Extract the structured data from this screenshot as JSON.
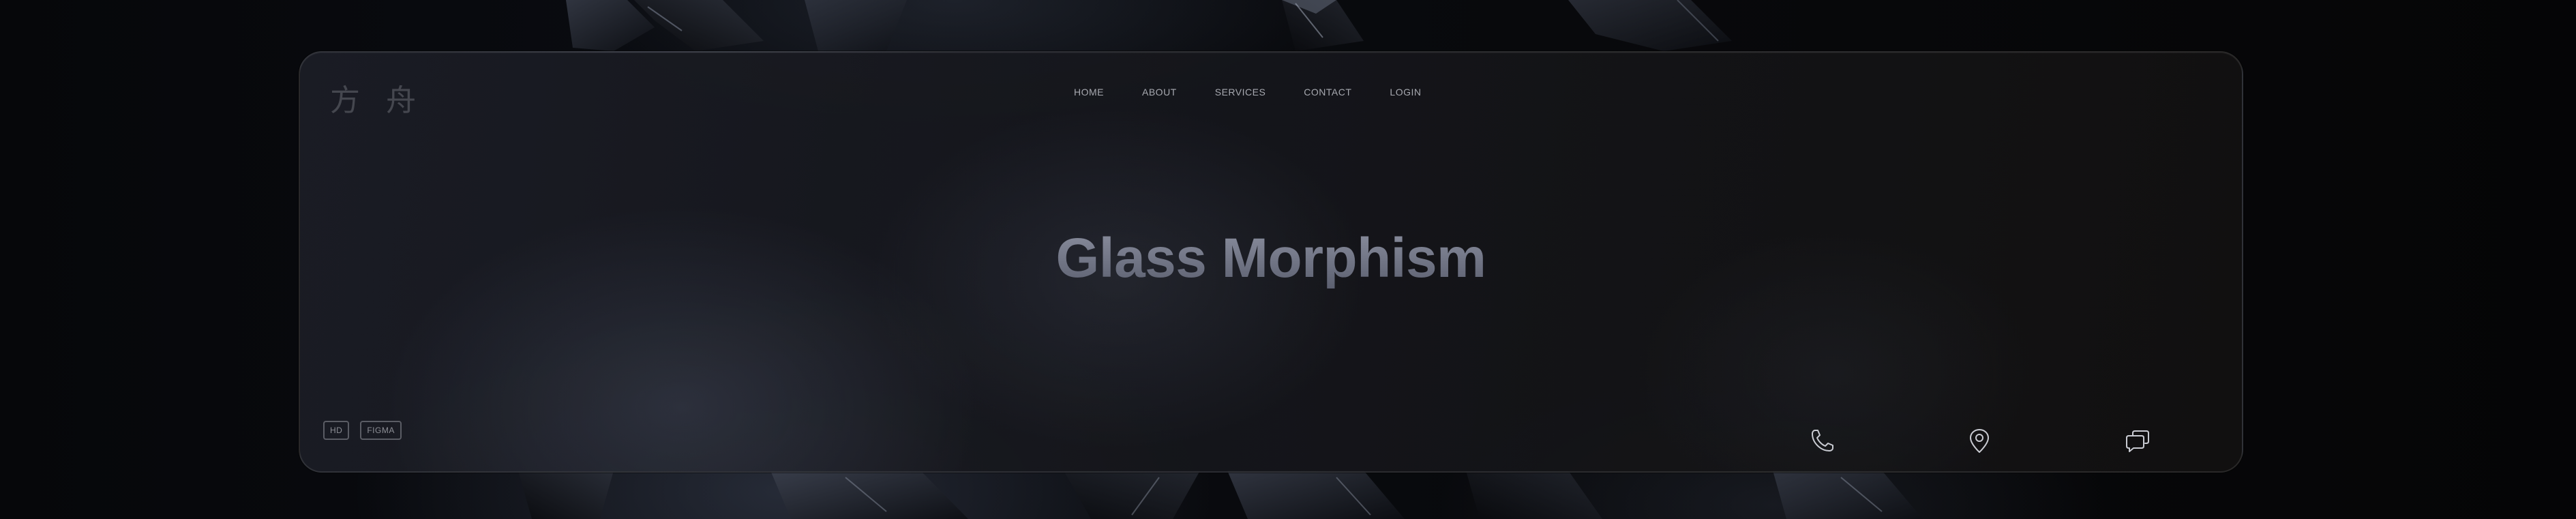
{
  "logo": {
    "text": "方 舟"
  },
  "nav": {
    "items": [
      {
        "label": "HOME"
      },
      {
        "label": "ABOUT"
      },
      {
        "label": "SERVICES"
      },
      {
        "label": "CONTACT"
      },
      {
        "label": "LOGIN"
      }
    ]
  },
  "hero": {
    "title": "Glass Morphism"
  },
  "badges": [
    {
      "label": "HD"
    },
    {
      "label": "FIGMA"
    }
  ],
  "contact_icons": [
    {
      "icon": "phone-icon"
    },
    {
      "icon": "location-pin-icon"
    },
    {
      "icon": "chat-bubbles-icon"
    }
  ],
  "colors": {
    "background": "#07080b",
    "card_border": "#2a2b30",
    "title_gradient_top": "#8c90a0",
    "title_gradient_bottom": "#5a5e6e",
    "nav_text": "#a7a9b0",
    "icon_stroke": "#c9cbd2"
  }
}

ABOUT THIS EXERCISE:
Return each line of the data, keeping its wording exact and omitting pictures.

YOUR RESPONSE:
Extract the structured data from this screenshot as JSON.
{
  "logo": {
    "text": "方 舟"
  },
  "nav": {
    "items": [
      {
        "label": "HOME"
      },
      {
        "label": "ABOUT"
      },
      {
        "label": "SERVICES"
      },
      {
        "label": "CONTACT"
      },
      {
        "label": "LOGIN"
      }
    ]
  },
  "hero": {
    "title": "Glass Morphism"
  },
  "badges": [
    {
      "label": "HD"
    },
    {
      "label": "FIGMA"
    }
  ],
  "contact_icons": [
    {
      "icon": "phone-icon"
    },
    {
      "icon": "location-pin-icon"
    },
    {
      "icon": "chat-bubbles-icon"
    }
  ],
  "colors": {
    "background": "#07080b",
    "card_border": "#2a2b30",
    "title_gradient_top": "#8c90a0",
    "title_gradient_bottom": "#5a5e6e",
    "nav_text": "#a7a9b0",
    "icon_stroke": "#c9cbd2"
  }
}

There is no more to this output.